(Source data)
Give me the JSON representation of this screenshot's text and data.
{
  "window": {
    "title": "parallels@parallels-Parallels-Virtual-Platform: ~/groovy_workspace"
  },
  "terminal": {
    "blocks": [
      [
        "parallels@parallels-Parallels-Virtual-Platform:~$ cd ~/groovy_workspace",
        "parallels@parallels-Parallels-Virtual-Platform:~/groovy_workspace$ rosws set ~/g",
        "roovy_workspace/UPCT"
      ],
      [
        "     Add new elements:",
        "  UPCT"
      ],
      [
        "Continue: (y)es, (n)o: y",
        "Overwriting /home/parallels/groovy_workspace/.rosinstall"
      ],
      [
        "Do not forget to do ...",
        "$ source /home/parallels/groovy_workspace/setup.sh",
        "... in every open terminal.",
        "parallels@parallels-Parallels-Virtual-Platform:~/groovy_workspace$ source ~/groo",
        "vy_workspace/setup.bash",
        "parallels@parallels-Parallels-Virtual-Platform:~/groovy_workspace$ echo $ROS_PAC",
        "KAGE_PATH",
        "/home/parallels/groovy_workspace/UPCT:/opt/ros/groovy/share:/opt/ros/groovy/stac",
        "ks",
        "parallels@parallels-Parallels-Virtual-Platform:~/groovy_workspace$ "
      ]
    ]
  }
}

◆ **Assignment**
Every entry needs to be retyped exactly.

◆ **Completed task**
Give me the JSON representation of this screenshot's text and data.
{
  "window": {
    "title": "parallels@parallels-Parallels-Virtual-Platform: ~/groovy_workspace"
  },
  "terminal": {
    "blocks": [
      [
        "parallels@parallels-Parallels-Virtual-Platform:~$ cd ~/groovy_workspace",
        "parallels@parallels-Parallels-Virtual-Platform:~/groovy_workspace$ rosws set ~/g",
        "roovy_workspace/UPCT"
      ],
      [
        "     Add new elements:",
        "  UPCT"
      ],
      [
        "Continue: (y)es, (n)o: y",
        "Overwriting /home/parallels/groovy_workspace/.rosinstall"
      ],
      [
        "Do not forget to do ...",
        "$ source /home/parallels/groovy_workspace/setup.sh",
        "... in every open terminal.",
        "parallels@parallels-Parallels-Virtual-Platform:~/groovy_workspace$ source ~/groo",
        "vy_workspace/setup.bash",
        "parallels@parallels-Parallels-Virtual-Platform:~/groovy_workspace$ echo $ROS_PAC",
        "KAGE_PATH",
        "/home/parallels/groovy_workspace/UPCT:/opt/ros/groovy/share:/opt/ros/groovy/stac",
        "ks",
        "parallels@parallels-Parallels-Virtual-Platform:~/groovy_workspace$ "
      ]
    ]
  }
}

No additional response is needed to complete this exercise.